Saved data entries |
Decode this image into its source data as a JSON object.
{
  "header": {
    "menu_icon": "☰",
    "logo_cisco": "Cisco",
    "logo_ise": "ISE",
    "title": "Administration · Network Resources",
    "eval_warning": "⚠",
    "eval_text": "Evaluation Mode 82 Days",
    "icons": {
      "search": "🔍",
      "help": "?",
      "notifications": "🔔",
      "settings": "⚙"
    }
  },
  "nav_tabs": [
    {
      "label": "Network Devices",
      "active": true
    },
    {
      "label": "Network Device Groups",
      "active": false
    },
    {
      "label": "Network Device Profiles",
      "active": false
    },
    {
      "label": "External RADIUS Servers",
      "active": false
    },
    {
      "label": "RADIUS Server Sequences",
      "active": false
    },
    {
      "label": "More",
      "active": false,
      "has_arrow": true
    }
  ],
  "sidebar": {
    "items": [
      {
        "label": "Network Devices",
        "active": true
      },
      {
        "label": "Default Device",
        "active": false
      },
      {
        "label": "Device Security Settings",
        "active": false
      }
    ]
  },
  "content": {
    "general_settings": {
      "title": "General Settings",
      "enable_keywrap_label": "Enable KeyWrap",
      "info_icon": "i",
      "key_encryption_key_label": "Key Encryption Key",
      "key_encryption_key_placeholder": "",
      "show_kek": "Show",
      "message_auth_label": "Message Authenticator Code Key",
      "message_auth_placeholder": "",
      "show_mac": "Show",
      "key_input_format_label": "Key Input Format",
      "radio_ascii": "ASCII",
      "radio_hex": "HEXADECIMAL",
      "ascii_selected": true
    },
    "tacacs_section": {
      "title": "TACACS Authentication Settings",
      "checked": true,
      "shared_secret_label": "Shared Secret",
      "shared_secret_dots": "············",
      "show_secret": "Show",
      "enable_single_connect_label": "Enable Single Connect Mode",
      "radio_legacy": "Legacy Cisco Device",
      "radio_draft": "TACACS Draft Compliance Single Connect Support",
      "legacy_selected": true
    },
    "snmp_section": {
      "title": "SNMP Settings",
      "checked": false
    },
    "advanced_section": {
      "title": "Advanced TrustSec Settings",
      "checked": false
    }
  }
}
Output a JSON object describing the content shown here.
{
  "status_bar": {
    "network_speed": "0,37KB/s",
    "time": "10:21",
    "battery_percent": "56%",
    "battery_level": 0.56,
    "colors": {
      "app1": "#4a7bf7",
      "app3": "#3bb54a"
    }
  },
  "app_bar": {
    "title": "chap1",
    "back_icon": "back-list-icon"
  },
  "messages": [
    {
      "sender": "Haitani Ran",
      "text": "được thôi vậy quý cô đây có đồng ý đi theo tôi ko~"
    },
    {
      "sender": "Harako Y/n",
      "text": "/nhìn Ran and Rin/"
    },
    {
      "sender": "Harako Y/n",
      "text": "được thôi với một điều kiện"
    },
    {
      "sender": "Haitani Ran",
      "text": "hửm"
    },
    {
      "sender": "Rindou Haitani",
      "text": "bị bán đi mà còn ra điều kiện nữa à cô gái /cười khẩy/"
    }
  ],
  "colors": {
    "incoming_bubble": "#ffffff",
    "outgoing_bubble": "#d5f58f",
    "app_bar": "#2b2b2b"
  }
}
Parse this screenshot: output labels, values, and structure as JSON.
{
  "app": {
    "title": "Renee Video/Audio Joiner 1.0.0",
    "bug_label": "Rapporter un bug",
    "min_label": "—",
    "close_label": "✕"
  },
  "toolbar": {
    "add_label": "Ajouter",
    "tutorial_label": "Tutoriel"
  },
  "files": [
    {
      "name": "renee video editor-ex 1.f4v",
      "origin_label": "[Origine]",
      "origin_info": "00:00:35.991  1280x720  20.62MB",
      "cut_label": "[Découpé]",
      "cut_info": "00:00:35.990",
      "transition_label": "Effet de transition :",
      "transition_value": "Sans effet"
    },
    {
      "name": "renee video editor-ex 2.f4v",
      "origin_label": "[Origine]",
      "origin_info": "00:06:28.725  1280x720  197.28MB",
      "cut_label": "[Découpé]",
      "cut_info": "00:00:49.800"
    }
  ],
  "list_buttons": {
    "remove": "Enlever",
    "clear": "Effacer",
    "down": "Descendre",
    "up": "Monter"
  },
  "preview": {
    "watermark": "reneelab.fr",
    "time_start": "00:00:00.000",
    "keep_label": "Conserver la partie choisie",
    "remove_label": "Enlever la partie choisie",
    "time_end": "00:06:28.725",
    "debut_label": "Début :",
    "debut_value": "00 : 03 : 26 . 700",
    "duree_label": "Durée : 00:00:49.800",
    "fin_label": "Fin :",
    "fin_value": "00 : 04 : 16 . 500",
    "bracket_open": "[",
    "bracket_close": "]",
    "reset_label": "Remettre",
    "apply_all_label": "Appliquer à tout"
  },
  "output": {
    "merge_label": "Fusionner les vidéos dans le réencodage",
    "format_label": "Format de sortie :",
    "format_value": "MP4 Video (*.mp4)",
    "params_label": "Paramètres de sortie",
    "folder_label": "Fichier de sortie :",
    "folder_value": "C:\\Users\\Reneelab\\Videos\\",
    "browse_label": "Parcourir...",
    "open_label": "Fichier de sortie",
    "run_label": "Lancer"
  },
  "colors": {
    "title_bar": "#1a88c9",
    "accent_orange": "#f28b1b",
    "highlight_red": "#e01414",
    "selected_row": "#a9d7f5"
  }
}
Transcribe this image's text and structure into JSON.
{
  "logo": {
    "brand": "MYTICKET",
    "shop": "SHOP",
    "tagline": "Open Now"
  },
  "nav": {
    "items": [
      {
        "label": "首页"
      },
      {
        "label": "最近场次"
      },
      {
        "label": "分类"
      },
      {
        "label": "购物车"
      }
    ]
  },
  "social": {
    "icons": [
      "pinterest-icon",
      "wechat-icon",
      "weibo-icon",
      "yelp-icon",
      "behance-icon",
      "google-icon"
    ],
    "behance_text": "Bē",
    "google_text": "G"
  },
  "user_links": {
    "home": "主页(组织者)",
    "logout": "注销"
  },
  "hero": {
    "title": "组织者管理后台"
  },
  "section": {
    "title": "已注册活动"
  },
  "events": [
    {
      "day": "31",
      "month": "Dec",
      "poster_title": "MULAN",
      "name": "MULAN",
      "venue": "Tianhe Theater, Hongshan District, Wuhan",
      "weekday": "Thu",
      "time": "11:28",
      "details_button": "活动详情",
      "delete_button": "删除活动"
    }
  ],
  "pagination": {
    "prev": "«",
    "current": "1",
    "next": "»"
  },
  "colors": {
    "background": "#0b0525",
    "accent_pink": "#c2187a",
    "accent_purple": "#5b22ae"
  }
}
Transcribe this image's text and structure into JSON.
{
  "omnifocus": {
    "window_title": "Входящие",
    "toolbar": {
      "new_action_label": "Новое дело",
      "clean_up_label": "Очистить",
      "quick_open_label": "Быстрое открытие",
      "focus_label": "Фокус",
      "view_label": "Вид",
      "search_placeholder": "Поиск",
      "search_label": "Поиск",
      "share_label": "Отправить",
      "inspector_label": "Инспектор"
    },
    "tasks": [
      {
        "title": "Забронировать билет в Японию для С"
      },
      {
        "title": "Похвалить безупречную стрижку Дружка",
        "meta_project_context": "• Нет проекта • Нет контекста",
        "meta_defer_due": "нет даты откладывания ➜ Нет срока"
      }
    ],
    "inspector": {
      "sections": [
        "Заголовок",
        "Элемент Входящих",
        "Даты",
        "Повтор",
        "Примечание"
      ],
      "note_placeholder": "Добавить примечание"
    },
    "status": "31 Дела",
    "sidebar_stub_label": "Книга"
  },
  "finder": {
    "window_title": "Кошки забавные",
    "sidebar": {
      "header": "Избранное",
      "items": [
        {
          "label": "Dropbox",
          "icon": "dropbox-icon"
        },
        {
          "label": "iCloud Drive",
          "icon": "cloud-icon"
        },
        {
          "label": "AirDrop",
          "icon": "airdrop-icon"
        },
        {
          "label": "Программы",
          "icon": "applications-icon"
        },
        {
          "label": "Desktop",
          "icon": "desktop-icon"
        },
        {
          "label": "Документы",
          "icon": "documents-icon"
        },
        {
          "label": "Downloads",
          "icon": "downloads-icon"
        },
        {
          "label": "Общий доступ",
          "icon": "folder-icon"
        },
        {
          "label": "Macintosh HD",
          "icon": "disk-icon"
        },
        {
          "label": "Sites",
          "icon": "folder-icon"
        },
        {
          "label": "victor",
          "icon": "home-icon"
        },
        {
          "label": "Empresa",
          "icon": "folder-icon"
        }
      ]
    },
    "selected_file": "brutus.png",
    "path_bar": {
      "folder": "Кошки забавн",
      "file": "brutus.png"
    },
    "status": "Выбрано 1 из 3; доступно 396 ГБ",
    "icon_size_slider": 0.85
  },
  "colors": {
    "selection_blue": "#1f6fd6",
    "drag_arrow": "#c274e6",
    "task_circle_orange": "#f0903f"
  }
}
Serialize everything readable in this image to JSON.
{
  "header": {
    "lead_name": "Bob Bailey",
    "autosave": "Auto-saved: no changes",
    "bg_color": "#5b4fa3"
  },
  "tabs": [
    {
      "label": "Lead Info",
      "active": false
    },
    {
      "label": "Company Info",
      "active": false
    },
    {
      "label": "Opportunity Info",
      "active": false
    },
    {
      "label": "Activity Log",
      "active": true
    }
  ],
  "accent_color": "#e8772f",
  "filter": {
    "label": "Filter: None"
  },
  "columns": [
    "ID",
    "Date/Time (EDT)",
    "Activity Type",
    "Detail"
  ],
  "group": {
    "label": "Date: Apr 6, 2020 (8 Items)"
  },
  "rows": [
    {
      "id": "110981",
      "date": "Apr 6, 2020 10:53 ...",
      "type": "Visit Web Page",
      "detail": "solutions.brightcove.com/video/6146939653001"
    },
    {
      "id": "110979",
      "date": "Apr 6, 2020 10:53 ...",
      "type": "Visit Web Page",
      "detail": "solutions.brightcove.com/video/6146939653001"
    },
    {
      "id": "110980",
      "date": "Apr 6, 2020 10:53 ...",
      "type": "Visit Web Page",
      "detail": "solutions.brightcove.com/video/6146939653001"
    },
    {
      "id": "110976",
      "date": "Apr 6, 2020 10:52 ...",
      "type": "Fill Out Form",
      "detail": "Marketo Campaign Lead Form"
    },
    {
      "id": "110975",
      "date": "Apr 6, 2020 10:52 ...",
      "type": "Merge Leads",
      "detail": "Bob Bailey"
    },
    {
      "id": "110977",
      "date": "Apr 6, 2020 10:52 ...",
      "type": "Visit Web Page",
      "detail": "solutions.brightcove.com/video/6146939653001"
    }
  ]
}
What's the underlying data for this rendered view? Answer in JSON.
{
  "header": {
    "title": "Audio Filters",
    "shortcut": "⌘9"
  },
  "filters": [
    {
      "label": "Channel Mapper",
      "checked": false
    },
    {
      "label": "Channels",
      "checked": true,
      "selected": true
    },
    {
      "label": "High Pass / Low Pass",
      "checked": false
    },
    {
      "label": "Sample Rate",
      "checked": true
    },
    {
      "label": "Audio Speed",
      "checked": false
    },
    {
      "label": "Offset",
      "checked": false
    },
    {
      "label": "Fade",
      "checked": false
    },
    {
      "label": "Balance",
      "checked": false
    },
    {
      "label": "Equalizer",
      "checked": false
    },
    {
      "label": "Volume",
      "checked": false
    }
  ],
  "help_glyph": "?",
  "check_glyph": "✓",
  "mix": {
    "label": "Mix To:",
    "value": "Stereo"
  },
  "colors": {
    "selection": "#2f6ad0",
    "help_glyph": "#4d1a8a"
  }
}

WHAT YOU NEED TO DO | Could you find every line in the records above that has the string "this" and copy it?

SOLUTION TO THE EXERCISE |
Decode this image into its source data as a JSON object.
Parse this screenshot: output labels, values, and structure as JSON.
Transcribe this image's text and structure into JSON.
Transcribe this image's text and structure into JSON.
Serialize everything readable in this image to JSON.
What's the underlying data for this rendered view? Answer in JSON.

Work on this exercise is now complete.